- Opening Delimiter -

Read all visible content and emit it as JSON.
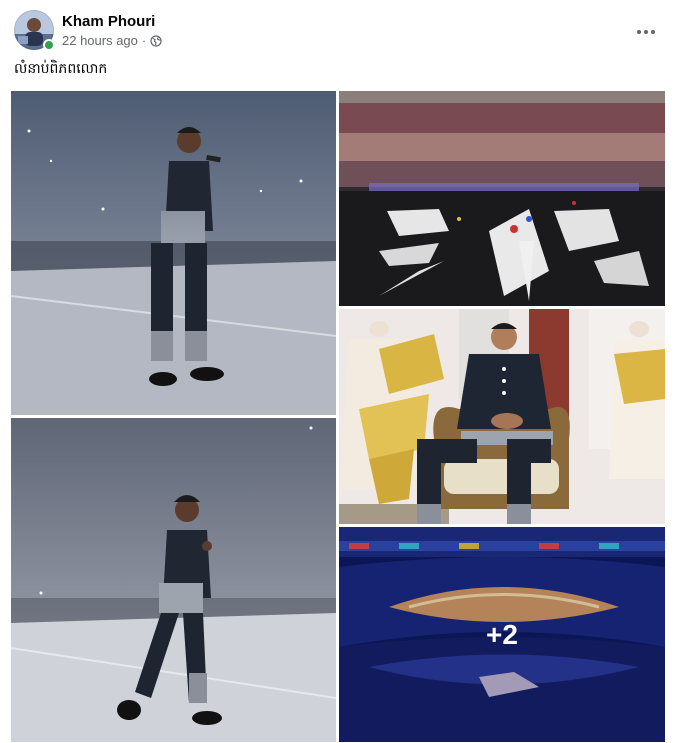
{
  "post": {
    "author": "Kham Phouri",
    "time": "22 hours ago",
    "separator": "·",
    "audience_icon": "globe-icon",
    "more_icon": "more-options-icon",
    "caption": "លំនាប់ពិភពលោក"
  },
  "gallery": {
    "more_count": "+2",
    "tiles": [
      {
        "id": 1,
        "subject": "performer-singing-on-stage"
      },
      {
        "id": 2,
        "subject": "stadium-ceremony-stage"
      },
      {
        "id": 3,
        "subject": "seated-man-traditional-costume"
      },
      {
        "id": 4,
        "subject": "performer-walking-on-stage"
      },
      {
        "id": 5,
        "subject": "stadium-fireworks"
      }
    ]
  },
  "colors": {
    "text_primary": "#050505",
    "text_secondary": "#65676b",
    "online": "#31a24c"
  }
}
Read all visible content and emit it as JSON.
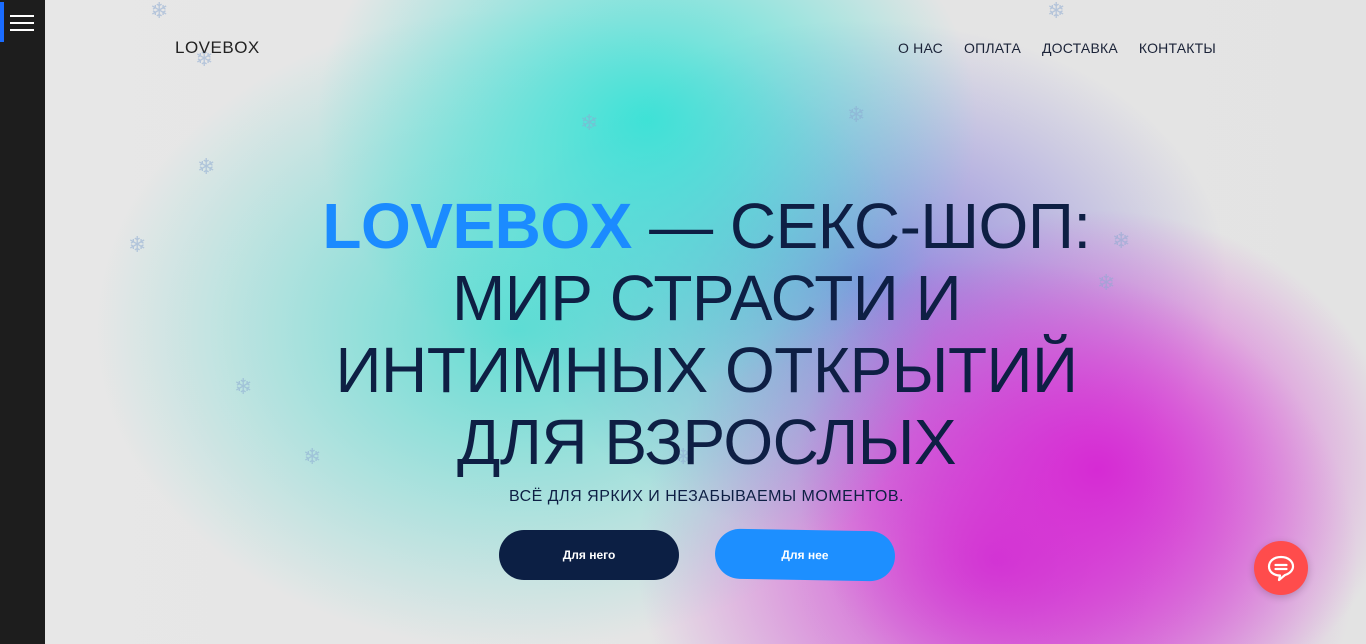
{
  "sidebar": {
    "menu_icon": "hamburger-menu-icon"
  },
  "header": {
    "logo": "LOVEBOX",
    "nav": [
      "О НАС",
      "ОПЛАТА",
      "ДОСТАВКА",
      "КОНТАКТЫ"
    ]
  },
  "hero": {
    "headline_brand": "LOVEBOX",
    "headline_line1_rest": " — СЕКС-ШОП:",
    "headline_line2": "МИР СТРАСТИ И",
    "headline_line3": "ИНТИМНЫХ ОТКРЫТИЙ",
    "headline_line4": "ДЛЯ ВЗРОСЛЫХ",
    "subtitle": "ВСЁ ДЛЯ ЯРКИХ И НЕЗАБЫВАЕМЫ МОМЕНТОВ.",
    "button_him": "Для него",
    "button_her": "Для нее"
  },
  "chat_widget": {
    "icon": "chat-bubble-icon",
    "color": "#ff4c4c"
  },
  "colors": {
    "accent": "#1b8bff",
    "dark": "#0c1f44",
    "sidebar": "#1d1d1d"
  }
}
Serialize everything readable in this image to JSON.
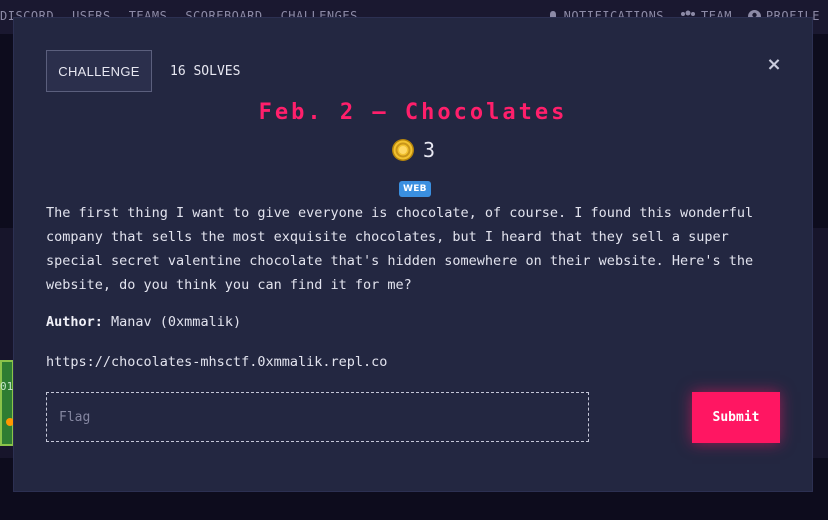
{
  "nav": {
    "left_items": [
      "DISCORD",
      "USERS",
      "TEAMS",
      "SCOREBOARD",
      "CHALLENGES"
    ],
    "notifications": "NOTIFICATIONS",
    "team": "TEAM",
    "profile": "PROFILE"
  },
  "background": {
    "card_number": "01"
  },
  "modal": {
    "tabs": {
      "challenge": "CHALLENGE",
      "solves": "16 SOLVES"
    },
    "close_label": "×",
    "title": "Feb. 2 — Chocolates",
    "points": "3",
    "tag": "WEB",
    "description": "The first thing I want to give everyone is chocolate, of course. I found this wonderful company that sells the most exquisite chocolates, but I heard that they sell a super special secret valentine chocolate that's hidden somewhere on their website. Here's the website, do you think you can find it for me?",
    "author_label": "Author:",
    "author_value": " Manav (0xmmalik)",
    "url": "https://chocolates-mhsctf.0xmmalik.repl.co",
    "flag_placeholder": "Flag",
    "submit_label": "Submit"
  },
  "colors": {
    "accent": "#ff1f6b",
    "modal_bg": "#232741",
    "tag_bg": "#3a8fe0"
  },
  "icons": [
    "bell-icon",
    "users-icon",
    "user-circle-icon",
    "coin-icon",
    "close-icon"
  ]
}
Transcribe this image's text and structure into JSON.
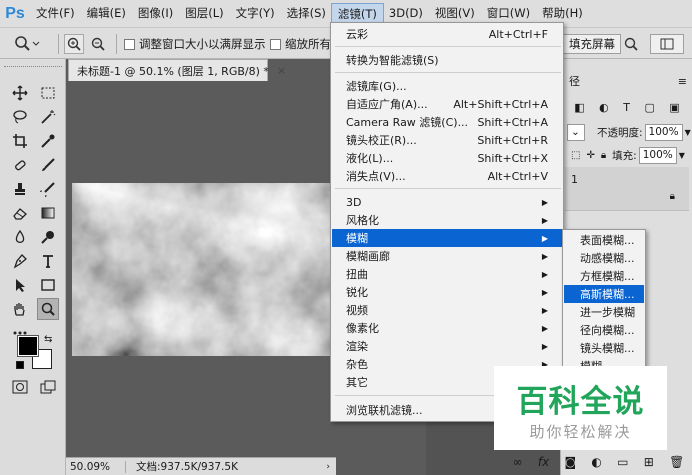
{
  "app": {
    "logo": "Ps"
  },
  "menubar": {
    "items": [
      "文件(F)",
      "编辑(E)",
      "图像(I)",
      "图层(L)",
      "文字(Y)",
      "选择(S)",
      "滤镜(T)",
      "3D(D)",
      "视图(V)",
      "窗口(W)",
      "帮助(H)"
    ],
    "active_index": 6
  },
  "options": {
    "resize_windows_label": "调整窗口大小以满屏显示",
    "zoom_all_label": "缩放所有",
    "fill_screen_button": "填充屏幕"
  },
  "document": {
    "tab_title": "未标题-1 @ 50.1% (图层 1, RGB/8) *",
    "zoom_level": "50.09%",
    "doc_info": "文档:937.5K/937.5K"
  },
  "filter_menu": {
    "items": [
      {
        "label": "云彩",
        "shortcut": "Alt+Ctrl+F"
      },
      {
        "label": "转换为智能滤镜(S)",
        "shortcut": ""
      },
      {
        "label": "滤镜库(G)...",
        "shortcut": ""
      },
      {
        "label": "自适应广角(A)...",
        "shortcut": "Alt+Shift+Ctrl+A"
      },
      {
        "label": "Camera Raw 滤镜(C)...",
        "shortcut": "Shift+Ctrl+A"
      },
      {
        "label": "镜头校正(R)...",
        "shortcut": "Shift+Ctrl+R"
      },
      {
        "label": "液化(L)...",
        "shortcut": "Shift+Ctrl+X"
      },
      {
        "label": "消失点(V)...",
        "shortcut": "Alt+Ctrl+V"
      },
      {
        "label": "3D",
        "shortcut": ""
      },
      {
        "label": "风格化",
        "shortcut": ""
      },
      {
        "label": "模糊",
        "shortcut": ""
      },
      {
        "label": "模糊画廊",
        "shortcut": ""
      },
      {
        "label": "扭曲",
        "shortcut": ""
      },
      {
        "label": "锐化",
        "shortcut": ""
      },
      {
        "label": "视频",
        "shortcut": ""
      },
      {
        "label": "像素化",
        "shortcut": ""
      },
      {
        "label": "渲染",
        "shortcut": ""
      },
      {
        "label": "杂色",
        "shortcut": ""
      },
      {
        "label": "其它",
        "shortcut": ""
      },
      {
        "label": "浏览联机滤镜...",
        "shortcut": ""
      }
    ],
    "highlighted": "模糊"
  },
  "blur_submenu": {
    "items": [
      "表面模糊...",
      "动感模糊...",
      "方框模糊...",
      "高斯模糊...",
      "进一步模糊",
      "径向模糊...",
      "镜头模糊...",
      "模糊"
    ],
    "highlighted": "高斯模糊..."
  },
  "panels": {
    "tab_label": "径",
    "opacity_label": "不透明度:",
    "opacity_value": "100%",
    "fill_label": "填充:",
    "fill_value": "100%",
    "layer_fragment": "1"
  },
  "watermark": {
    "title": "百科全说",
    "subtitle": "助你轻松解决"
  },
  "colors": {
    "menu_highlight": "#0a64d2",
    "menubar_bg": "#dedede",
    "workspace_bg": "#535353",
    "watermark_green": "#21a55a"
  }
}
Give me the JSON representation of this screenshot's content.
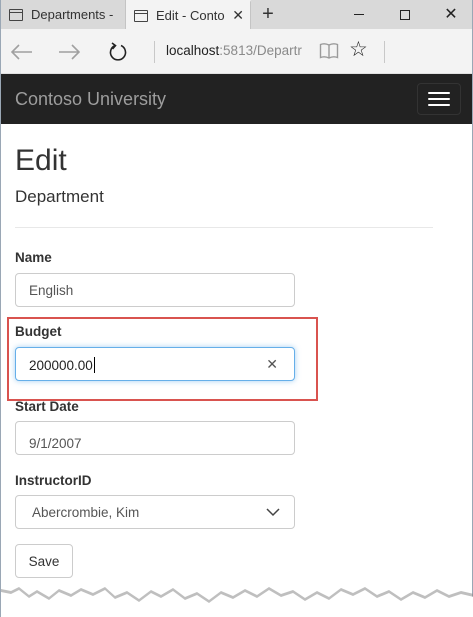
{
  "browser": {
    "tabs": [
      {
        "title": "Departments -",
        "active": false
      },
      {
        "title": "Edit - Conto",
        "active": true
      }
    ],
    "new_tab": "+",
    "url_host": "localhost",
    "url_rest": ":5813/Departr"
  },
  "site": {
    "brand": "Contoso University"
  },
  "page": {
    "title": "Edit",
    "subtitle": "Department"
  },
  "form": {
    "name_label": "Name",
    "name_value": "English",
    "budget_label": "Budget",
    "budget_value": "200000.00",
    "start_date_label": "Start Date",
    "start_date_value": "9/1/2007",
    "instructor_label": "InstructorID",
    "instructor_value": "Abercrombie, Kim",
    "save_label": "Save"
  },
  "colors": {
    "navbar": "#222222",
    "highlight": "#d9534f",
    "focus": "#66afe9"
  }
}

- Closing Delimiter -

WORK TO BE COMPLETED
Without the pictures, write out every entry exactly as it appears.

TASK ANSWER
Read all visible content and emit it as JSON.
{
  "post": {
    "author": "Kham Phouri",
    "time": "22 hours ago",
    "separator": "·",
    "audience_icon": "globe-icon",
    "more_icon": "more-options-icon",
    "caption": "លំនាប់ពិភពលោក"
  },
  "gallery": {
    "more_count": "+2",
    "tiles": [
      {
        "id": 1,
        "subject": "performer-singing-on-stage"
      },
      {
        "id": 2,
        "subject": "stadium-ceremony-stage"
      },
      {
        "id": 3,
        "subject": "seated-man-traditional-costume"
      },
      {
        "id": 4,
        "subject": "performer-walking-on-stage"
      },
      {
        "id": 5,
        "subject": "stadium-fireworks"
      }
    ]
  },
  "colors": {
    "text_primary": "#050505",
    "text_secondary": "#65676b",
    "online": "#31a24c"
  }
}
Read all visible content and emit it as JSON.
{
  "sidebar": {
    "menu_icon": "hamburger-menu-icon"
  },
  "header": {
    "logo": "LOVEBOX",
    "nav": [
      "О НАС",
      "ОПЛАТА",
      "ДОСТАВКА",
      "КОНТАКТЫ"
    ]
  },
  "hero": {
    "headline_brand": "LOVEBOX",
    "headline_line1_rest": " — СЕКС-ШОП:",
    "headline_line2": "МИР СТРАСТИ И",
    "headline_line3": "ИНТИМНЫХ ОТКРЫТИЙ",
    "headline_line4": "ДЛЯ ВЗРОСЛЫХ",
    "subtitle": "ВСЁ ДЛЯ ЯРКИХ И НЕЗАБЫВАЕМЫ МОМЕНТОВ.",
    "button_him": "Для него",
    "button_her": "Для нее"
  },
  "chat_widget": {
    "icon": "chat-bubble-icon",
    "color": "#ff4c4c"
  },
  "colors": {
    "accent": "#1b8bff",
    "dark": "#0c1f44",
    "sidebar": "#1d1d1d"
  }
}
Serialize everything readable in this image to JSON.
{
  "nav": {
    "left_items": [
      "DISCORD",
      "USERS",
      "TEAMS",
      "SCOREBOARD",
      "CHALLENGES"
    ],
    "notifications": "NOTIFICATIONS",
    "team": "TEAM",
    "profile": "PROFILE"
  },
  "background": {
    "card_number": "01"
  },
  "modal": {
    "tabs": {
      "challenge": "CHALLENGE",
      "solves": "16 SOLVES"
    },
    "close_label": "×",
    "title": "Feb. 2 — Chocolates",
    "points": "3",
    "tag": "WEB",
    "description": "The first thing I want to give everyone is chocolate, of course. I found this wonderful company that sells the most exquisite chocolates, but I heard that they sell a super special secret valentine chocolate that's hidden somewhere on their website. Here's the website, do you think you can find it for me?",
    "author_label": "Author:",
    "author_value": " Manav (0xmmalik)",
    "url": "https://chocolates-mhsctf.0xmmalik.repl.co",
    "flag_placeholder": "Flag",
    "submit_label": "Submit"
  },
  "colors": {
    "accent": "#ff1f6b",
    "modal_bg": "#232741",
    "tag_bg": "#3a8fe0"
  },
  "icons": [
    "bell-icon",
    "users-icon",
    "user-circle-icon",
    "coin-icon",
    "close-icon"
  ]
}
Transcribe this image's text and structure into JSON.
{
  "app": {
    "logo": "Ps"
  },
  "menubar": {
    "items": [
      "文件(F)",
      "编辑(E)",
      "图像(I)",
      "图层(L)",
      "文字(Y)",
      "选择(S)",
      "滤镜(T)",
      "3D(D)",
      "视图(V)",
      "窗口(W)",
      "帮助(H)"
    ],
    "active_index": 6
  },
  "options": {
    "resize_windows_label": "调整窗口大小以满屏显示",
    "zoom_all_label": "缩放所有",
    "fill_screen_button": "填充屏幕"
  },
  "document": {
    "tab_title": "未标题-1 @ 50.1% (图层 1, RGB/8) *",
    "zoom_level": "50.09%",
    "doc_info": "文档:937.5K/937.5K"
  },
  "filter_menu": {
    "items": [
      {
        "label": "云彩",
        "shortcut": "Alt+Ctrl+F"
      },
      {
        "label": "转换为智能滤镜(S)",
        "shortcut": ""
      },
      {
        "label": "滤镜库(G)...",
        "shortcut": ""
      },
      {
        "label": "自适应广角(A)...",
        "shortcut": "Alt+Shift+Ctrl+A"
      },
      {
        "label": "Camera Raw 滤镜(C)...",
        "shortcut": "Shift+Ctrl+A"
      },
      {
        "label": "镜头校正(R)...",
        "shortcut": "Shift+Ctrl+R"
      },
      {
        "label": "液化(L)...",
        "shortcut": "Shift+Ctrl+X"
      },
      {
        "label": "消失点(V)...",
        "shortcut": "Alt+Ctrl+V"
      },
      {
        "label": "3D",
        "shortcut": ""
      },
      {
        "label": "风格化",
        "shortcut": ""
      },
      {
        "label": "模糊",
        "shortcut": ""
      },
      {
        "label": "模糊画廊",
        "shortcut": ""
      },
      {
        "label": "扭曲",
        "shortcut": ""
      },
      {
        "label": "锐化",
        "shortcut": ""
      },
      {
        "label": "视频",
        "shortcut": ""
      },
      {
        "label": "像素化",
        "shortcut": ""
      },
      {
        "label": "渲染",
        "shortcut": ""
      },
      {
        "label": "杂色",
        "shortcut": ""
      },
      {
        "label": "其它",
        "shortcut": ""
      },
      {
        "label": "浏览联机滤镜...",
        "shortcut": ""
      }
    ],
    "highlighted": "模糊"
  },
  "blur_submenu": {
    "items": [
      "表面模糊...",
      "动感模糊...",
      "方框模糊...",
      "高斯模糊...",
      "进一步模糊",
      "径向模糊...",
      "镜头模糊...",
      "模糊"
    ],
    "highlighted": "高斯模糊..."
  },
  "panels": {
    "tab_label": "径",
    "opacity_label": "不透明度:",
    "opacity_value": "100%",
    "fill_label": "填充:",
    "fill_value": "100%",
    "layer_fragment": "1"
  },
  "watermark": {
    "title": "百科全说",
    "subtitle": "助你轻松解决"
  },
  "colors": {
    "menu_highlight": "#0a64d2",
    "menubar_bg": "#dedede",
    "workspace_bg": "#535353",
    "watermark_green": "#21a55a"
  }
}
Give me the JSON representation of this screenshot's content.
{
  "browser": {
    "tabs": [
      {
        "title": "Departments -",
        "active": false
      },
      {
        "title": "Edit - Conto",
        "active": true
      }
    ],
    "new_tab": "+",
    "url_host": "localhost",
    "url_rest": ":5813/Departr"
  },
  "site": {
    "brand": "Contoso University"
  },
  "page": {
    "title": "Edit",
    "subtitle": "Department"
  },
  "form": {
    "name_label": "Name",
    "name_value": "English",
    "budget_label": "Budget",
    "budget_value": "200000.00",
    "start_date_label": "Start Date",
    "start_date_value": "9/1/2007",
    "instructor_label": "InstructorID",
    "instructor_value": "Abercrombie, Kim",
    "save_label": "Save"
  },
  "colors": {
    "navbar": "#222222",
    "highlight": "#d9534f",
    "focus": "#66afe9"
  }
}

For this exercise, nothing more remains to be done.